*** Opening RECORDS TO USE ***

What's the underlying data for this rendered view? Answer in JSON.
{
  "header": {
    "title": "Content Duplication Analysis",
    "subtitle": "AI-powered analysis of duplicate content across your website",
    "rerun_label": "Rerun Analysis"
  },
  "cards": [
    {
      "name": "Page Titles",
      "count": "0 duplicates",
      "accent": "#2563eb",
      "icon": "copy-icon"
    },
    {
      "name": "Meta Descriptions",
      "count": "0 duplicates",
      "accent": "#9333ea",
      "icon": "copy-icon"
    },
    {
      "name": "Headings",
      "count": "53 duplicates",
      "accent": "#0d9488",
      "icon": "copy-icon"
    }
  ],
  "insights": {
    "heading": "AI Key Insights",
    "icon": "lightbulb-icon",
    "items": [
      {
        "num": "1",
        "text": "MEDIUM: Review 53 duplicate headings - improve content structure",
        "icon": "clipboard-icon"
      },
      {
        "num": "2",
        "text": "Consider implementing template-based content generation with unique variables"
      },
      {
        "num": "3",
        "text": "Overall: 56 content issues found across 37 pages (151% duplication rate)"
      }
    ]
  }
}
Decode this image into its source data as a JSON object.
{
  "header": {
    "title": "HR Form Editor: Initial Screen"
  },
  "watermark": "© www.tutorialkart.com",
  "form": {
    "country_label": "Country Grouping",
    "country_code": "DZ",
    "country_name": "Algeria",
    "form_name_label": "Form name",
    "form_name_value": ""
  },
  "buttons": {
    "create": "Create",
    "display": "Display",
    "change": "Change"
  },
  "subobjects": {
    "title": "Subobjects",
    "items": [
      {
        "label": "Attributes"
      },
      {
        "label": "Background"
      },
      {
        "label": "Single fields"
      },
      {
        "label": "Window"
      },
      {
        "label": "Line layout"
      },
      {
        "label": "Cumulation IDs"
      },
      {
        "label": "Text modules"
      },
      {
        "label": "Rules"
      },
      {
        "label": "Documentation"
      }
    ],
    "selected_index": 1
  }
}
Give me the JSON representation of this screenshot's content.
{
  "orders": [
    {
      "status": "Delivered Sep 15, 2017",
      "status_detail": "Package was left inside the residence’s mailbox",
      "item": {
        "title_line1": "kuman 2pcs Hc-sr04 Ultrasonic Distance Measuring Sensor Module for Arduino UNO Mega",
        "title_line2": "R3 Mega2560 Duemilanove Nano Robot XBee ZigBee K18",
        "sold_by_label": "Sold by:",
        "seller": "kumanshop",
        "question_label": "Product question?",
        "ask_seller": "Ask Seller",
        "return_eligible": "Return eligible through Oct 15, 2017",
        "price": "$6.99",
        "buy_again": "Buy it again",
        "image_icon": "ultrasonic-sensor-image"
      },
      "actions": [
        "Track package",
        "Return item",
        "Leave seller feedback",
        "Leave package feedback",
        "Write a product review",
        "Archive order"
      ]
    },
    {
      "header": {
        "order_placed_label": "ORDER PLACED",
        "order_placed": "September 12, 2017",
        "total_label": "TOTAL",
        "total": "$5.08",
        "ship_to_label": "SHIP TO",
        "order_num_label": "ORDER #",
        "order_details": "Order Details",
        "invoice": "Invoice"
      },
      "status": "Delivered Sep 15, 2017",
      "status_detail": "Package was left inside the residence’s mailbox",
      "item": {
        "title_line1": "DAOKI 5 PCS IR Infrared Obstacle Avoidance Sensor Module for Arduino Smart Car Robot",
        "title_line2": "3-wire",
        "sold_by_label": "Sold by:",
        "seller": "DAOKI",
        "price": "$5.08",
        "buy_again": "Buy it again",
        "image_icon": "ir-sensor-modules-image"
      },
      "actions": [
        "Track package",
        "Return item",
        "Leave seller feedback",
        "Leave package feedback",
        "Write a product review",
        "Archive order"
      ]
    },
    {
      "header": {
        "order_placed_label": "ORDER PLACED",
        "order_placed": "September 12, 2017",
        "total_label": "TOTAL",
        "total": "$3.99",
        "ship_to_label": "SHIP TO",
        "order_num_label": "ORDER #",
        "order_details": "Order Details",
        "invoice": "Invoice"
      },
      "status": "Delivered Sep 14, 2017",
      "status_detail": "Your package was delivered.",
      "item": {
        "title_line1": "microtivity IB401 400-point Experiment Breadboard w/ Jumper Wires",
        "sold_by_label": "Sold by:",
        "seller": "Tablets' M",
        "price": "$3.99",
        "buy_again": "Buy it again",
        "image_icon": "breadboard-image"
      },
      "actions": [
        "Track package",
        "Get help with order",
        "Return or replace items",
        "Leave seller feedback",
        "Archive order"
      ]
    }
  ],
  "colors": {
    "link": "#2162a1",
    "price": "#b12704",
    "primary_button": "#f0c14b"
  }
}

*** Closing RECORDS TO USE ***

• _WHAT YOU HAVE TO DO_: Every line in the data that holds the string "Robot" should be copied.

• _EXERCISE RESULT_:
        "title_line2": "R3 Mega2560 Duemilanove Nano Robot XBee ZigBee K18",
        "title_line1": "DAOKI 5 PCS IR Infrared Obstacle Avoidance Sensor Module for Arduino Smart Car Robot",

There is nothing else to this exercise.